[Information supplied]

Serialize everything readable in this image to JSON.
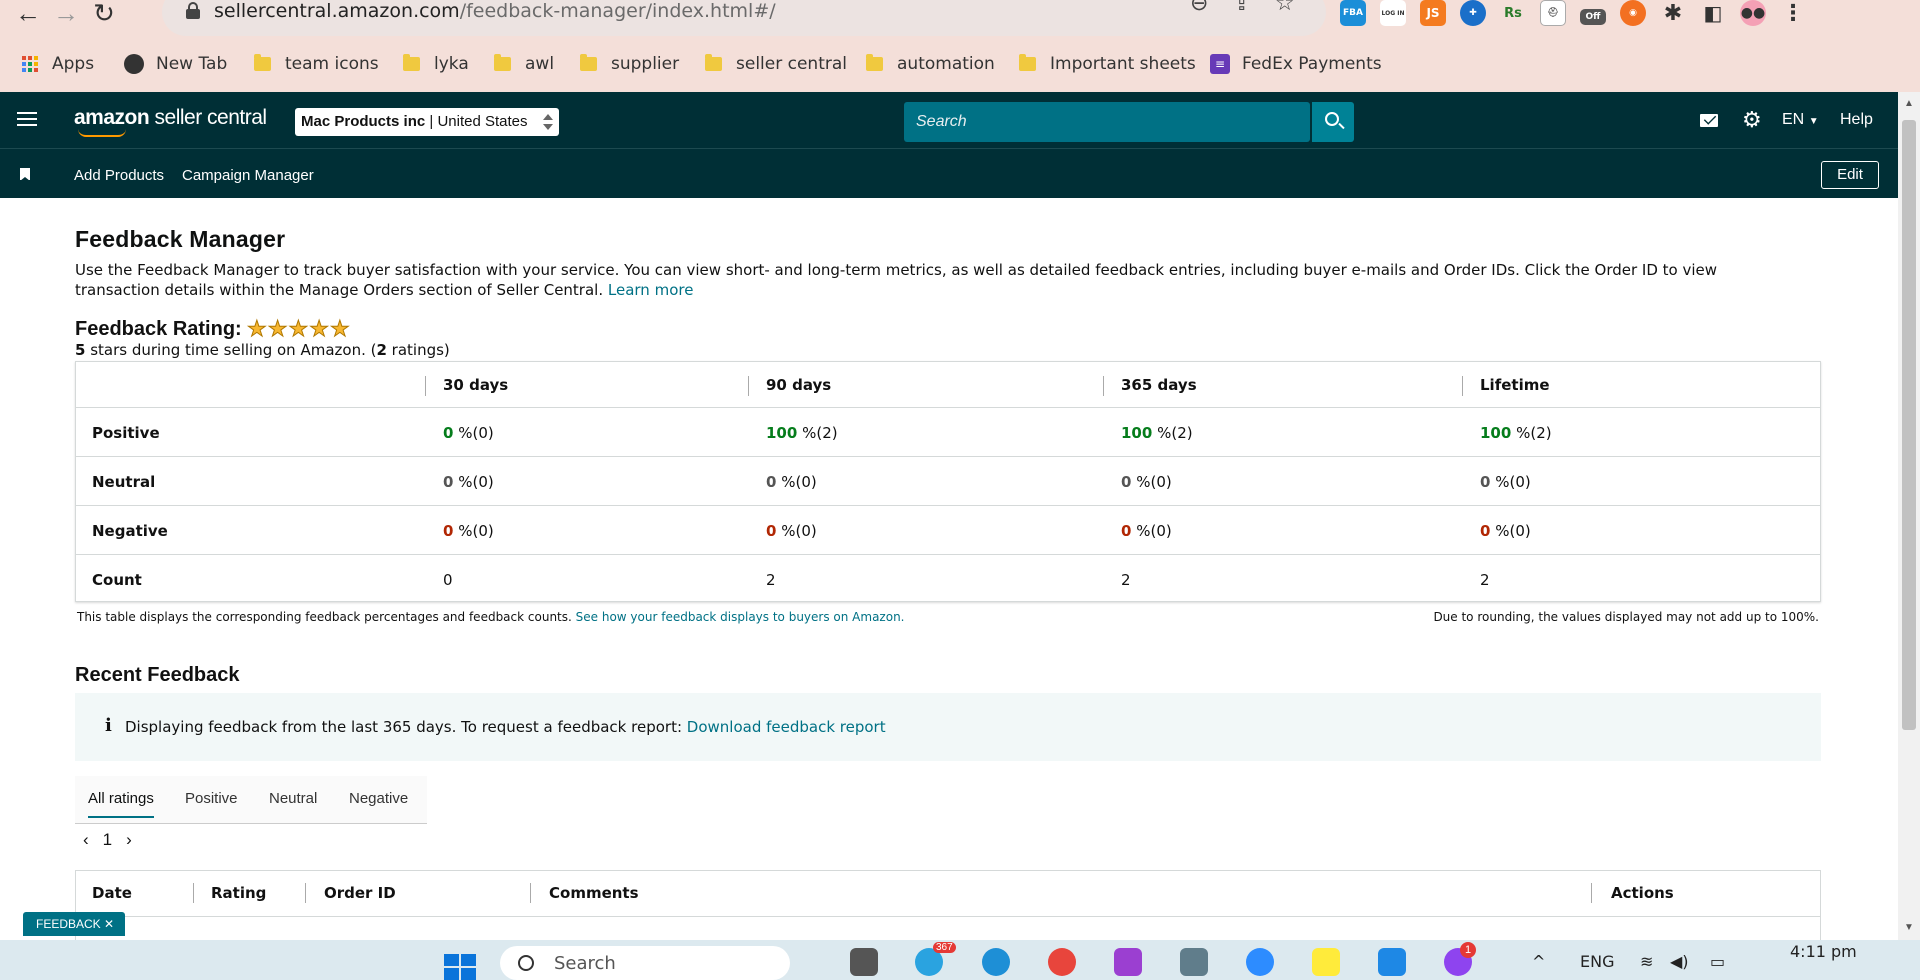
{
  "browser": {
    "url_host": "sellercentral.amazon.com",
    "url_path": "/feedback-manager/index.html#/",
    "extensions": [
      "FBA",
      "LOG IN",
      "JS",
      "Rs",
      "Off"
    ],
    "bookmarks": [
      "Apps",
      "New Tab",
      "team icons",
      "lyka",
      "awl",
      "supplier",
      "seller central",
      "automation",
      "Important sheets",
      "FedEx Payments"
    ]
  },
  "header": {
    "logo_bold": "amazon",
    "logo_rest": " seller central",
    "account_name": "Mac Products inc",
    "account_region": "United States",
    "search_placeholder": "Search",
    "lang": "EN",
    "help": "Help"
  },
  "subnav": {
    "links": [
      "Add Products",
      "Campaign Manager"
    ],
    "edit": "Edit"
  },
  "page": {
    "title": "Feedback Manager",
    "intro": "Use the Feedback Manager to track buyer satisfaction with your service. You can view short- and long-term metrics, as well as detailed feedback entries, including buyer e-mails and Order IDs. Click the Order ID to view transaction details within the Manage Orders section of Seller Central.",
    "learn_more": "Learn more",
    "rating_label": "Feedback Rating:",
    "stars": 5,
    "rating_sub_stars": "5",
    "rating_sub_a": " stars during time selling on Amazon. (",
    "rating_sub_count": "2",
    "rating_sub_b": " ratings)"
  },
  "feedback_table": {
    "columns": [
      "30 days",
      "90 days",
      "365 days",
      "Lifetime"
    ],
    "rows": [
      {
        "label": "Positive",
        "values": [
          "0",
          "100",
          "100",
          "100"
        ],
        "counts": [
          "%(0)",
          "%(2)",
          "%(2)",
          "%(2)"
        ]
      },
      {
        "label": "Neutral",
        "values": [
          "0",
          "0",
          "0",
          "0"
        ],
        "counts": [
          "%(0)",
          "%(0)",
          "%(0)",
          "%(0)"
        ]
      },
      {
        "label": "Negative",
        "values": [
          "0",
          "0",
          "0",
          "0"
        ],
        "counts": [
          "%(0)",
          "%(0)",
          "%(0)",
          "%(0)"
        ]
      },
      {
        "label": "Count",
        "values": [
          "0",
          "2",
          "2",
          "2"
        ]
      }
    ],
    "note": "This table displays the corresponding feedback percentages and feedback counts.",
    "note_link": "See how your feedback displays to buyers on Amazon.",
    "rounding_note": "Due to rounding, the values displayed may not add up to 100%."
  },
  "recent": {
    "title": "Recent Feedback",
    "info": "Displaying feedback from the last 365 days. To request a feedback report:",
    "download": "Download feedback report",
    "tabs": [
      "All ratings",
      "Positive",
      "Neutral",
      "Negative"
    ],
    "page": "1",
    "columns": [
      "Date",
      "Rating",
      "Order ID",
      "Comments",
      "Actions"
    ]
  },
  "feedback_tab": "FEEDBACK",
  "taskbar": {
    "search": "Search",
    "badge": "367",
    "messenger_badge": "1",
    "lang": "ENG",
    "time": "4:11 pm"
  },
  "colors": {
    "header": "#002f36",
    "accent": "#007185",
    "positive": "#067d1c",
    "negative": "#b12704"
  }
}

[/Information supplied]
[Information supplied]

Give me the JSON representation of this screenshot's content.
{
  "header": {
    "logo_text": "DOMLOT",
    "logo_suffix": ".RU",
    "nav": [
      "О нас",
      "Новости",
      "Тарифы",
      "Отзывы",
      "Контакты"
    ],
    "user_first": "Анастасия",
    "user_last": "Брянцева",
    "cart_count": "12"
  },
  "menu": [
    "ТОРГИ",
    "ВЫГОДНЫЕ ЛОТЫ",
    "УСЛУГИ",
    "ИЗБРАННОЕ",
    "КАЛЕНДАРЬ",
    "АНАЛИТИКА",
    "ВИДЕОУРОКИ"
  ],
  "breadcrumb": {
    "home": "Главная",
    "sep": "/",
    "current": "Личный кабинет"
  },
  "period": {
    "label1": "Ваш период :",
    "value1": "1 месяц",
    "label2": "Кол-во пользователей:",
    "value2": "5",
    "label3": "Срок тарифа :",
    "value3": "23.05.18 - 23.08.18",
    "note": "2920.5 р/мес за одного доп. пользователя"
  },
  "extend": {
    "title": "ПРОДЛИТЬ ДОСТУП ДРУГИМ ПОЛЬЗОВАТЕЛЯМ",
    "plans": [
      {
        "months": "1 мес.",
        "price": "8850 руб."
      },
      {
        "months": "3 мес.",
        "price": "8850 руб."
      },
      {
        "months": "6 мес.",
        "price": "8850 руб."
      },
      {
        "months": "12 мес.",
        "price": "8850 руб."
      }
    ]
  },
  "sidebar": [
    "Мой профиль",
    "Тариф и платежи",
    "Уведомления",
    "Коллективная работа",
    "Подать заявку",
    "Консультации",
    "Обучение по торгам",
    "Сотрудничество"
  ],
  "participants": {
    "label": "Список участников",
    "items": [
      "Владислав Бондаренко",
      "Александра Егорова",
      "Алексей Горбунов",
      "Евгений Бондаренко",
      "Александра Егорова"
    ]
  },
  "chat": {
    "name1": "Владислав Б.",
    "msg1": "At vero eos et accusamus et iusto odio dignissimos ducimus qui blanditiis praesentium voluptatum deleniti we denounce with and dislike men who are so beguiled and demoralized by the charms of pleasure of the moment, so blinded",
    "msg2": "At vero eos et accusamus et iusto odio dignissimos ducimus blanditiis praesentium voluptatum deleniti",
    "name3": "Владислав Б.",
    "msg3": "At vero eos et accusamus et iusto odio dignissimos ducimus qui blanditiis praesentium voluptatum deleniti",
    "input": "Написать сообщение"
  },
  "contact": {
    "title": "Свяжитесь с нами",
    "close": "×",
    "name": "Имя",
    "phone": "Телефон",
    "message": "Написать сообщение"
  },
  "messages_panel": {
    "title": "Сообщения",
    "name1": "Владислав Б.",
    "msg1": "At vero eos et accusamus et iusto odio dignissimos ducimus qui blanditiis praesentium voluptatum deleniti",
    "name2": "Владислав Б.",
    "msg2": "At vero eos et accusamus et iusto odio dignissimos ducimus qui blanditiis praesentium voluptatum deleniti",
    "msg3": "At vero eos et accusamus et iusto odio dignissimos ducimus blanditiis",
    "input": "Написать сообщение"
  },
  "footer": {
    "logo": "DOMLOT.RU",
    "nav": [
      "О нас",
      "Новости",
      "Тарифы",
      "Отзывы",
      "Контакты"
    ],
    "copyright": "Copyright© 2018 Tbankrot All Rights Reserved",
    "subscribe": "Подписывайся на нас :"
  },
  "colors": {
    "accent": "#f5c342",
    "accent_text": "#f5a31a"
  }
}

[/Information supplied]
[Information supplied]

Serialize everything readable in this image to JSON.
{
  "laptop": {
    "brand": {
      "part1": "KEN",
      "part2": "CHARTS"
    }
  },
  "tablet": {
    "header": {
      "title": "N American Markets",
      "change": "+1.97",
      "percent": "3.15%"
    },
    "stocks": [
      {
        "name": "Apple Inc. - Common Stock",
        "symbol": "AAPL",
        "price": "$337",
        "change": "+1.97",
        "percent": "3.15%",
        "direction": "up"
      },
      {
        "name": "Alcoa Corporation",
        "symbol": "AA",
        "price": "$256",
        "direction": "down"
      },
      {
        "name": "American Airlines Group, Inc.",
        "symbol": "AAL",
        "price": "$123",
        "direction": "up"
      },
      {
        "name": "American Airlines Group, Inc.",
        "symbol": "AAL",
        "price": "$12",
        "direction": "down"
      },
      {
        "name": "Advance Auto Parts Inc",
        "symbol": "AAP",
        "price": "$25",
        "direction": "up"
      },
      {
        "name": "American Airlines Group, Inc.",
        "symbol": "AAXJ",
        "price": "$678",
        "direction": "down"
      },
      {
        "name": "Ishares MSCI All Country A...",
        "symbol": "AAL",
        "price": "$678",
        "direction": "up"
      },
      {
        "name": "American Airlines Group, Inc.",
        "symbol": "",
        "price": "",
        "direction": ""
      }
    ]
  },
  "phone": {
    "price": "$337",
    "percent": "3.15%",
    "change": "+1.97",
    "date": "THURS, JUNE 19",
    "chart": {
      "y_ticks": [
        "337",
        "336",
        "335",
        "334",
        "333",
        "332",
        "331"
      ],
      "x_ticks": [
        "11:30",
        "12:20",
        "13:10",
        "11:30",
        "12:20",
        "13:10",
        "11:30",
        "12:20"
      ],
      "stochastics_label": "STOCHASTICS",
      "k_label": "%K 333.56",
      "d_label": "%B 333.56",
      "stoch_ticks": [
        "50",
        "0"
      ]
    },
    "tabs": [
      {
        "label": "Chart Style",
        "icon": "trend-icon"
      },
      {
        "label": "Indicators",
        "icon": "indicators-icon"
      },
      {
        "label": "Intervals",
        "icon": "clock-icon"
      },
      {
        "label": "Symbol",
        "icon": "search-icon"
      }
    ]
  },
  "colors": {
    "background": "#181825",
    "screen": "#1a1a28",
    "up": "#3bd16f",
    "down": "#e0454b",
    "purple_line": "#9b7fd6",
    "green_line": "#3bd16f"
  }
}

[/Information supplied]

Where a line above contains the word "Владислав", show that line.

* Written solution *
      "Владислав Бондаренко",
    "name1": "Владислав Б.",
    "name3": "Владислав Б.",
    "name1": "Владислав Б.",
    "name2": "Владислав Б.",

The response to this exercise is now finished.